Tag Archives: Death penalty

Monday roundup 8/18

In the area:

In the strange case of two brothers who disposed of a body of a person whom one of the brothers may or may not have killed, but definitely attacked, and whose death may have occurred in Allen or Nobel County, one brother has pleaded guilty to moving the body and has been sentenced to three years. As part of the deal, it has apparently been settled that she officially died in Noble County.

In the state:

Indiana officially has its first ever female Chief Justice

William Clyde Gibson has a second date with the executioner, although it’s also unlikely to be met, as appeals will push the date back.


SCOTUSblog has a repeatedly-updated post about movements on the Virginia same-sex marriage case at the end of the week. It seems that the deadline for responses to the request for a stay was about 20 minutes ago, so the justices may be looking those over as I type this. Perhaps a ruling tomorrow?

Michael Worthington executed

On Monday, I mentioned the Michael Worthington case. Pleading guilty to rape and murder, he was sentenced to death. The execution apparently went off without a hitch early this morning. Yesterday, the Court rejected his appeal for a stay on the standard 5-4 vote you see in this cases.

It’s not the most common thing in the world for someone to plead guilty and still receive a sentence of death. It’s also rare for someone to be executed based on factors determined by a judge rather than a jury, after Ring v. Arizona. Put simply, aggravating factors that would make someone eligible for execution must be examined by a jury and proved beyond a reasonable doubt. It’s actually kind of a mess state-by-state, so I might try to find time to go into how it’s applied in Indiana in more detail. It doesn’t really matter in this case, though. Worthington clearly and voluntarily waived his right to a jury trial, so Ring didn’t apply.

Worthington was Missouri’s seventh executed prisoner of 2014, and 77th since the Court lifted the ban on executions in 1976 in Gregg v. Georgia. That ranks Missouri 5th overall (Missouri’s first post-Gregg execution wasn’t until 1989) and tied with Texas and Florida for the most so far this year.

Indiana has one execution technically scheduled for later this year, but the appeals process will end up pushing the date back, likely years. Thirteen other people have been sentenced to die in Indiana but do not currently have execution dates set.

Early Monday roundup 8/4

I took an early weekend, so I have a couple of things to catch up on. Most legally important news happens before Friday, but things do still happen. I might make it a regular habit to dump the stuff that slips through the cracks over the weekend on Monday morning.
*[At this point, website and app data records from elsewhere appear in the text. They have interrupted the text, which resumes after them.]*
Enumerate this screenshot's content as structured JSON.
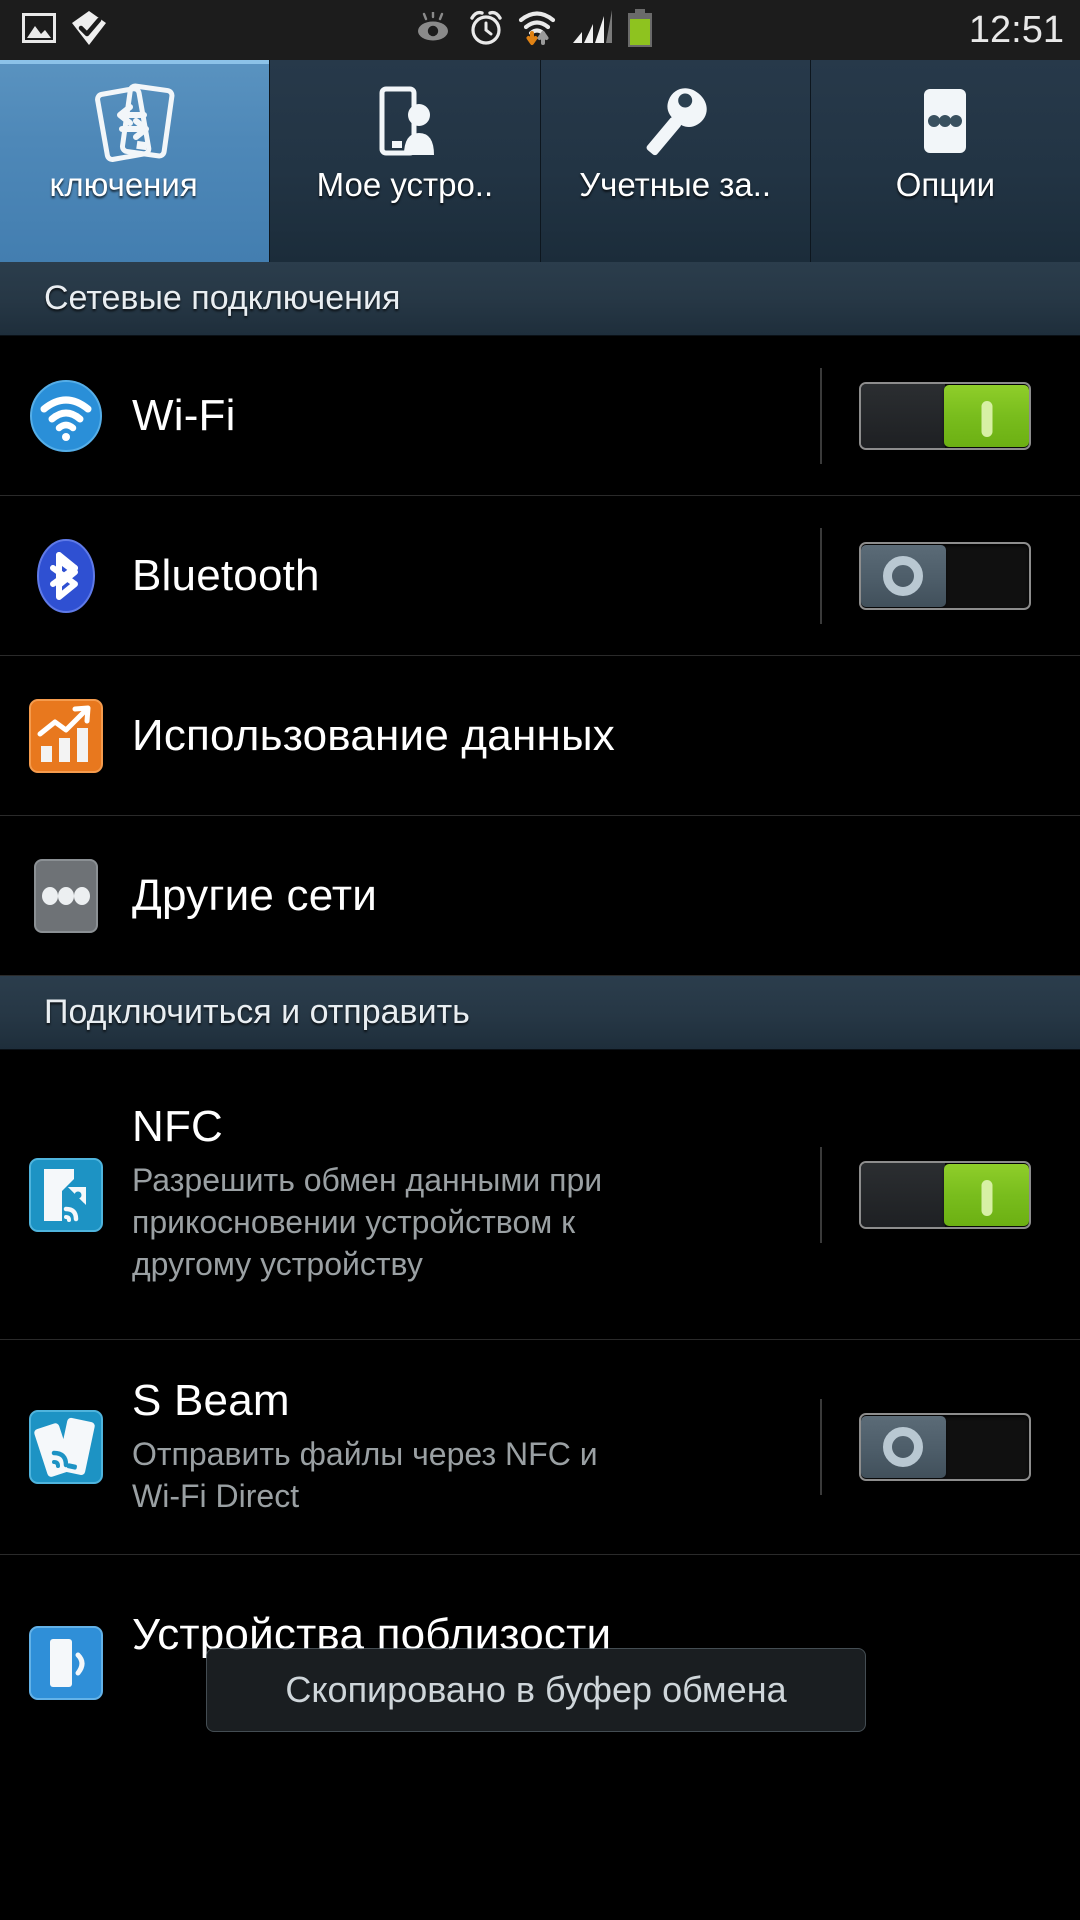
{
  "status_bar": {
    "time": "12:51",
    "left_icons": [
      {
        "name": "gallery-image-icon",
        "label": "Изображение"
      },
      {
        "name": "check-badge-icon",
        "label": "Отметка"
      }
    ],
    "right_icons": [
      {
        "name": "smart-stay-eye-icon",
        "label": "Smart stay"
      },
      {
        "name": "alarm-clock-icon",
        "label": "Будильник"
      },
      {
        "name": "wifi-data-transfer-icon",
        "label": "Wi-Fi"
      },
      {
        "name": "signal-bars-icon",
        "label": "Сигнал"
      },
      {
        "name": "battery-icon",
        "label": "Батарея"
      }
    ],
    "battery_level_percent": 80,
    "signal_bars_lit": 3,
    "signal_bars_total": 4,
    "colors": {
      "battery_fill": "#8ec31f",
      "download_arrow": "#e08214"
    }
  },
  "tabs": [
    {
      "label": "ключения",
      "full_label": "Подключения",
      "icon": "connections-icon",
      "active": true
    },
    {
      "label": "Мое устро..",
      "full_label": "Мое устройство",
      "icon": "my-device-icon",
      "active": false
    },
    {
      "label": "Учетные за..",
      "full_label": "Учетные записи",
      "icon": "accounts-key-icon",
      "active": false
    },
    {
      "label": "Опции",
      "full_label": "Опции",
      "icon": "more-options-icon",
      "active": false
    }
  ],
  "sections": [
    {
      "title": "Сетевые подключения",
      "rows": [
        {
          "title": "Wi-Fi",
          "sub": "",
          "icon": "wifi-icon",
          "toggle": "on"
        },
        {
          "title": "Bluetooth",
          "sub": "",
          "icon": "bluetooth-icon",
          "toggle": "off"
        },
        {
          "title": "Использование данных",
          "sub": "",
          "icon": "data-usage-icon",
          "toggle": "none"
        },
        {
          "title": "Другие сети",
          "sub": "",
          "icon": "more-networks-icon",
          "toggle": "none"
        }
      ]
    },
    {
      "title": "Подключиться и отправить",
      "rows": [
        {
          "title": "NFC",
          "sub": "Разрешить обмен данными при прикосновении устройством к другому устройству",
          "icon": "nfc-icon",
          "toggle": "on"
        },
        {
          "title": "S Beam",
          "sub": "Отправить файлы через NFC и Wi-Fi Direct",
          "icon": "s-beam-icon",
          "toggle": "off"
        },
        {
          "title": "Устройства поблизости",
          "sub": "",
          "icon": "nearby-devices-icon",
          "toggle": "none"
        }
      ]
    }
  ],
  "toast": {
    "message": "Скопировано в буфер обмена"
  },
  "colors": {
    "tab_active": "#4e88b8",
    "section_header_bg": "#263745",
    "background": "#000000",
    "toggle_on": "#79bd1d",
    "toggle_off_thumb": "#4d5d69",
    "wifi_icon": "#2a8fd8",
    "bluetooth_icon": "#2f50d2",
    "data_usage_icon": "#e8781e",
    "more_networks_icon": "#6e7276",
    "nfc_icon": "#1d93c4",
    "s_beam_icon": "#1d93c4",
    "nearby_devices_icon": "#2f8fd8",
    "subtitle_text": "#9aa0a3"
  }
}
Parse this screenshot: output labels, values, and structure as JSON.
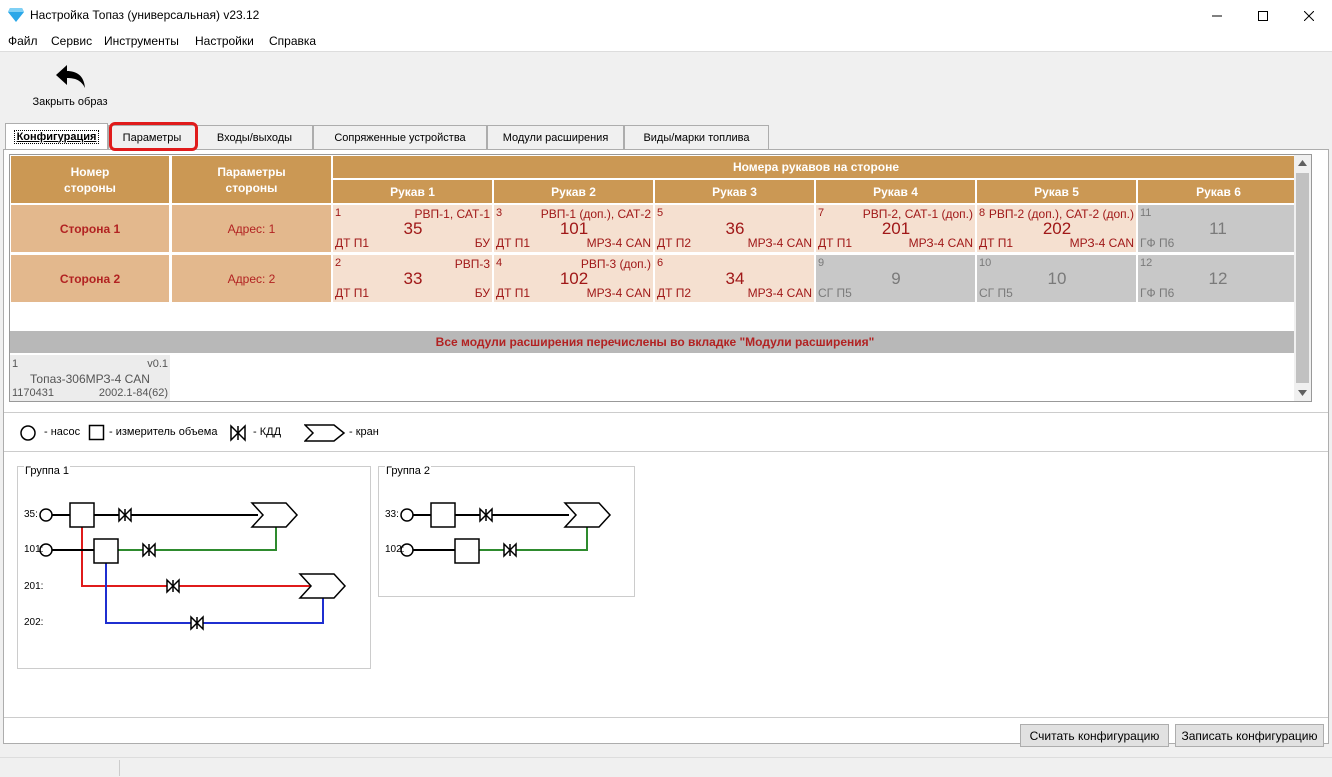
{
  "window": {
    "title": "Настройка Топаз (универсальная) v23.12"
  },
  "menu": [
    "Файл",
    "Сервис",
    "Инструменты",
    "Настройки",
    "Справка"
  ],
  "toolbar": {
    "close_image_label": "Закрыть образ"
  },
  "tabs": [
    "Конфигурация",
    "Параметры",
    "Входы/выходы",
    "Сопряженные устройства",
    "Модули расширения",
    "Виды/марки топлива"
  ],
  "table": {
    "col_side_number": "Номер\nстороны",
    "col_side_params": "Параметры\nстороны",
    "nozzles_header": "Номера рукавов на стороне",
    "nozzle_headers": [
      "Рукав 1",
      "Рукав 2",
      "Рукав 3",
      "Рукав 4",
      "Рукав 5",
      "Рукав 6"
    ],
    "rows": [
      {
        "side": "Сторона 1",
        "address": "Адрес: 1",
        "nozzles": [
          {
            "num": "1",
            "meta": "РВП-1, САТ-1",
            "value": "35",
            "fuel": "ДТ П1",
            "device": "БУ",
            "active": true
          },
          {
            "num": "3",
            "meta": "РВП-1 (доп.), САТ-2",
            "value": "101",
            "fuel": "ДТ П1",
            "device": "МРЗ-4 CAN",
            "active": true
          },
          {
            "num": "5",
            "meta": "",
            "value": "36",
            "fuel": "ДТ П2",
            "device": "МРЗ-4 CAN",
            "active": true
          },
          {
            "num": "7",
            "meta": "РВП-2, САТ-1 (доп.)",
            "value": "201",
            "fuel": "ДТ П1",
            "device": "МРЗ-4 CAN",
            "active": true
          },
          {
            "num": "8",
            "meta": "РВП-2 (доп.), САТ-2 (доп.)",
            "value": "202",
            "fuel": "ДТ П1",
            "device": "МРЗ-4 CAN",
            "active": true
          },
          {
            "num": "11",
            "meta": "",
            "value": "11",
            "fuel": "ГФ П6",
            "device": "",
            "active": false
          }
        ]
      },
      {
        "side": "Сторона 2",
        "address": "Адрес: 2",
        "nozzles": [
          {
            "num": "2",
            "meta": "РВП-3",
            "value": "33",
            "fuel": "ДТ П1",
            "device": "БУ",
            "active": true
          },
          {
            "num": "4",
            "meta": "РВП-3 (доп.)",
            "value": "102",
            "fuel": "ДТ П1",
            "device": "МРЗ-4 CAN",
            "active": true
          },
          {
            "num": "6",
            "meta": "",
            "value": "34",
            "fuel": "ДТ П2",
            "device": "МРЗ-4 CAN",
            "active": true
          },
          {
            "num": "9",
            "meta": "",
            "value": "9",
            "fuel": "СГ П5",
            "device": "",
            "active": false
          },
          {
            "num": "10",
            "meta": "",
            "value": "10",
            "fuel": "СГ П5",
            "device": "",
            "active": false
          },
          {
            "num": "12",
            "meta": "",
            "value": "12",
            "fuel": "ГФ П6",
            "device": "",
            "active": false
          }
        ]
      }
    ]
  },
  "info_bar": "Все модули расширения перечислены во вкладке \"Модули расширения\"",
  "module": {
    "num": "1",
    "version": "v0.1",
    "name": "Топаз-306МРЗ-4 CAN",
    "serial": "1170431",
    "build": "2002.1-84(62)"
  },
  "legend": {
    "pump": "- насос",
    "meter": "- измеритель объема",
    "valve": "- КДД",
    "tap": "- кран"
  },
  "groups": [
    {
      "title": "Группа 1",
      "labels": [
        "35:",
        "101:",
        "201:",
        "202:"
      ]
    },
    {
      "title": "Группа 2",
      "labels": [
        "33:",
        "102:"
      ]
    }
  ],
  "buttons": {
    "read_config": "Считать конфигурацию",
    "write_config": "Записать конфигурацию"
  },
  "colors": {
    "header": "#cb9854",
    "side_cell": "#e3b88d",
    "nozzle_active": "#f5e0d0",
    "nozzle_inactive": "#c8c8c8",
    "text_red": "#b22222",
    "line_red": "#e01b1b",
    "line_green": "#2e8b2e",
    "line_blue": "#1f2fd0"
  }
}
First, same-sex marriage. The plaintiffs aren’t going to be given a lot of time in the Indiana/Wisconsin consolidated case to make their arguments. Meanwhile, a county clerk in Virginia is filing for cert with the Supreme Court on the marriage ban there.

With the Seventh Circuit case moving so quickly, it seems likely that the issue of same-sex marriage is going to be decided once and for all during the next Supreme Court term.

Next, health care. The issue of health subsidies for states using the federal exchange is also being pushed forward as fast as possible. Nothing new here, but I expect the Court to take this up right away, as well.

Looking ahead. Nothing much on the SCOTUS front, as the new term doesn’t start until the very end of September.  The Indiana Supreme Court starts hearing cases again just after Labor day.

However, there will be some interesting legal topics in the news this week. Definitely pay attention to the Toledo water crisis. As of this writing, the water was officially down to safe toxin levels(!), but mayor Collins wasn’t ready to lift the advisory on account of two “too close for comfort” results. We’re going to be talking a lot about the cause of the algal bloom, which is almost certainly directly related to farm fertilizer runoff (thanks to a heavy rain season). I suspect the end result on the legal front will be either 1) Ohio enacting new regulations and farmers suing or 2) Ohio not enacting many new regulations and environmental groups suing (or 3) both).

There is also one execution to watch for this week. There were three scheduled, but two have already been stayed. Michael Worthington is set to die Wednesday in Missouri. Worthington broke into his neighbor’s house while drunk and high, strangled her unconscious, raped her, and then beat her and strangled her to death when she woke up and tried to fight him off. Interestingly, he was sentenced to death despite pleading guilty, which is not something you see every day. After Joseph Wood appeared to suffer tremendously in a prolonged death in Arizona last month, all eyes will be on Missouri. I don’t think either the public or the Supreme Court has the political desire to ban executions outright, but if states prove that they are unable to kill people without torturing them (whether or not you blame it on the European Union), that sentiment might begin to shift in both cases.